▶ _Task statement_
Give back each entry word for word, but drop the images.

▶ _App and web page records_
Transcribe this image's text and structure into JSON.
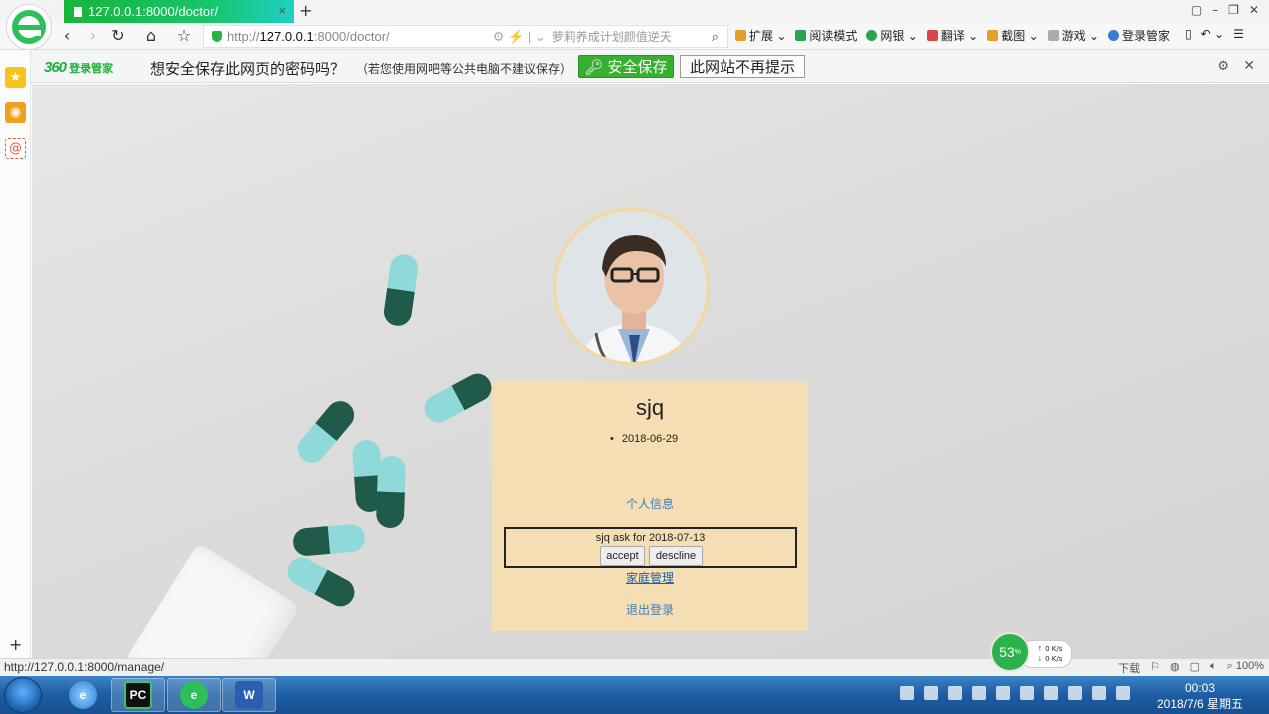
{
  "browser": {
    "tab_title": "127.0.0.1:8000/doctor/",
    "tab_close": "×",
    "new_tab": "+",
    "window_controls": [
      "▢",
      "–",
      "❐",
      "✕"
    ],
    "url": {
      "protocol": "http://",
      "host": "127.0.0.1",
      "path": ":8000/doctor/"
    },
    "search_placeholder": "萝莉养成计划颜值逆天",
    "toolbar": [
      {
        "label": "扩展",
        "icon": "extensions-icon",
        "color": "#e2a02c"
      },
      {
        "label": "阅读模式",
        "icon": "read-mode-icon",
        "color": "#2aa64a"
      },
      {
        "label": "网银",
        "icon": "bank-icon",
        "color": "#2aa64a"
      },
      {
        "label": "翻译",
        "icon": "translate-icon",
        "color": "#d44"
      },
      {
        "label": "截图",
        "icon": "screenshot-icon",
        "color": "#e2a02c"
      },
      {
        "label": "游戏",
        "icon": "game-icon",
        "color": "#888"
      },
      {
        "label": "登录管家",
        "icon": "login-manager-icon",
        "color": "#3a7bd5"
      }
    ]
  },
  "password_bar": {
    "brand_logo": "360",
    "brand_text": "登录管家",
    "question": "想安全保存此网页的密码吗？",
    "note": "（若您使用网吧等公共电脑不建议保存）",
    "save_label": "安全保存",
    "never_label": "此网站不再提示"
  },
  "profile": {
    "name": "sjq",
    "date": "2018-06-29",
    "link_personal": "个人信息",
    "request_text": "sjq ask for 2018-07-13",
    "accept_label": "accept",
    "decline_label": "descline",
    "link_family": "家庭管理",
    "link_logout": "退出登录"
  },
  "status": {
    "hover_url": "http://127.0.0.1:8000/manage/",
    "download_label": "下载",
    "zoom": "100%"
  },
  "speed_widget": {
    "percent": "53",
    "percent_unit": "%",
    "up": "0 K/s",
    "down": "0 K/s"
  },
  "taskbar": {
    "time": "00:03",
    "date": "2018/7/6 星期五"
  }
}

▶ _Solution for this problem_
Transcribe this image's text and structure into JSON.
{
  "browser": {
    "tab_title": "127.0.0.1:8000/doctor/",
    "tab_close": "×",
    "new_tab": "+",
    "window_controls": [
      "▢",
      "–",
      "❐",
      "✕"
    ],
    "url": {
      "protocol": "http://",
      "host": "127.0.0.1",
      "path": ":8000/doctor/"
    },
    "search_placeholder": "萝莉养成计划颜值逆天",
    "toolbar": [
      {
        "label": "扩展",
        "icon": "extensions-icon",
        "color": "#e2a02c"
      },
      {
        "label": "阅读模式",
        "icon": "read-mode-icon",
        "color": "#2aa64a"
      },
      {
        "label": "网银",
        "icon": "bank-icon",
        "color": "#2aa64a"
      },
      {
        "label": "翻译",
        "icon": "translate-icon",
        "color": "#d44"
      },
      {
        "label": "截图",
        "icon": "screenshot-icon",
        "color": "#e2a02c"
      },
      {
        "label": "游戏",
        "icon": "game-icon",
        "color": "#888"
      },
      {
        "label": "登录管家",
        "icon": "login-manager-icon",
        "color": "#3a7bd5"
      }
    ]
  },
  "password_bar": {
    "brand_logo": "360",
    "brand_text": "登录管家",
    "question": "想安全保存此网页的密码吗？",
    "note": "（若您使用网吧等公共电脑不建议保存）",
    "save_label": "安全保存",
    "never_label": "此网站不再提示"
  },
  "profile": {
    "name": "sjq",
    "date": "2018-06-29",
    "link_personal": "个人信息",
    "request_text": "sjq ask for 2018-07-13",
    "accept_label": "accept",
    "decline_label": "descline",
    "link_family": "家庭管理",
    "link_logout": "退出登录"
  },
  "status": {
    "hover_url": "http://127.0.0.1:8000/manage/",
    "download_label": "下载",
    "zoom": "100%"
  },
  "speed_widget": {
    "percent": "53",
    "percent_unit": "%",
    "up": "0 K/s",
    "down": "0 K/s"
  },
  "taskbar": {
    "time": "00:03",
    "date": "2018/7/6 星期五"
  }
}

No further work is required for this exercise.